### What is needed
Give the entries below again exactly. Their pictures are not needed.

### Records drawn from a dataset

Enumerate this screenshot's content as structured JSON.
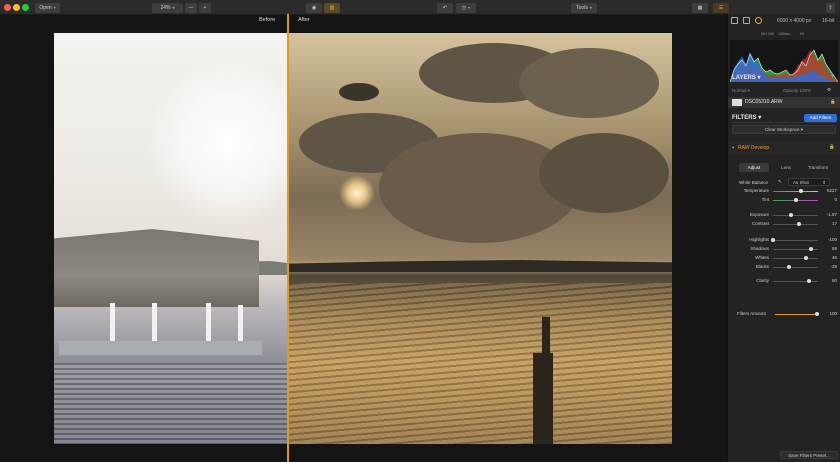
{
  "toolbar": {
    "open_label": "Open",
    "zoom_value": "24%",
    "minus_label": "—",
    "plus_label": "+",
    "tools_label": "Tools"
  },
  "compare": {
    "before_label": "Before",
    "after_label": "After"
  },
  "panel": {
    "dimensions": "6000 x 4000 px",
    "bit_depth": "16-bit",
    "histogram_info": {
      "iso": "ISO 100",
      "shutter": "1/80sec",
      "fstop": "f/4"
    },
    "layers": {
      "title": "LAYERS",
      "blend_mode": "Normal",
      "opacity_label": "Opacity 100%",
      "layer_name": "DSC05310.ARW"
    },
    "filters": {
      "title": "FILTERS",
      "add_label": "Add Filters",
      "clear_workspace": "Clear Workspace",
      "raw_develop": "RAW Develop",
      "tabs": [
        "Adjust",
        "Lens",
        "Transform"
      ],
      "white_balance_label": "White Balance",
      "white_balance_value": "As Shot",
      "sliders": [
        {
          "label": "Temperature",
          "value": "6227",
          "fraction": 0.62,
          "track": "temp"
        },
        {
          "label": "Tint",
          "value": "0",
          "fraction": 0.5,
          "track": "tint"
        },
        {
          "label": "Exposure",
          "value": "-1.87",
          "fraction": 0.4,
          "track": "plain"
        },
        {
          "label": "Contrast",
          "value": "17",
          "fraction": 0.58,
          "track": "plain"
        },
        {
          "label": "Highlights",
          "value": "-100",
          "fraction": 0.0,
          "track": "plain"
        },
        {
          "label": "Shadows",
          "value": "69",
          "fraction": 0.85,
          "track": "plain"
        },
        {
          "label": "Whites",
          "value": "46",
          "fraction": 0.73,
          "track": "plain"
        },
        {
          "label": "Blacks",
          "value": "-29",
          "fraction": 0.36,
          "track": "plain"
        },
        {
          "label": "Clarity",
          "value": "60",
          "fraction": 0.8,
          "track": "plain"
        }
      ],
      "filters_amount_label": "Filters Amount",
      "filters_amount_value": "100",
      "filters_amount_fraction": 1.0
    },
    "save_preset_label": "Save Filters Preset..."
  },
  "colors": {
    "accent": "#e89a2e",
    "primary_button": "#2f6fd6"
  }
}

### Output of the exercise
Enumerate this screenshot's content as structured JSON.
{
  "toolbar": {
    "open_label": "Open",
    "zoom_value": "24%",
    "minus_label": "—",
    "plus_label": "+",
    "tools_label": "Tools"
  },
  "compare": {
    "before_label": "Before",
    "after_label": "After"
  },
  "panel": {
    "dimensions": "6000 x 4000 px",
    "bit_depth": "16-bit",
    "histogram_info": {
      "iso": "ISO 100",
      "shutter": "1/80sec",
      "fstop": "f/4"
    },
    "layers": {
      "title": "LAYERS",
      "blend_mode": "Normal",
      "opacity_label": "Opacity 100%",
      "layer_name": "DSC05310.ARW"
    },
    "filters": {
      "title": "FILTERS",
      "add_label": "Add Filters",
      "clear_workspace": "Clear Workspace",
      "raw_develop": "RAW Develop",
      "tabs": [
        "Adjust",
        "Lens",
        "Transform"
      ],
      "white_balance_label": "White Balance",
      "white_balance_value": "As Shot",
      "sliders": [
        {
          "label": "Temperature",
          "value": "6227",
          "fraction": 0.62,
          "track": "temp"
        },
        {
          "label": "Tint",
          "value": "0",
          "fraction": 0.5,
          "track": "tint"
        },
        {
          "label": "Exposure",
          "value": "-1.87",
          "fraction": 0.4,
          "track": "plain"
        },
        {
          "label": "Contrast",
          "value": "17",
          "fraction": 0.58,
          "track": "plain"
        },
        {
          "label": "Highlights",
          "value": "-100",
          "fraction": 0.0,
          "track": "plain"
        },
        {
          "label": "Shadows",
          "value": "69",
          "fraction": 0.85,
          "track": "plain"
        },
        {
          "label": "Whites",
          "value": "46",
          "fraction": 0.73,
          "track": "plain"
        },
        {
          "label": "Blacks",
          "value": "-29",
          "fraction": 0.36,
          "track": "plain"
        },
        {
          "label": "Clarity",
          "value": "60",
          "fraction": 0.8,
          "track": "plain"
        }
      ],
      "filters_amount_label": "Filters Amount",
      "filters_amount_value": "100",
      "filters_amount_fraction": 1.0
    },
    "save_preset_label": "Save Filters Preset..."
  },
  "colors": {
    "accent": "#e89a2e",
    "primary_button": "#2f6fd6"
  }
}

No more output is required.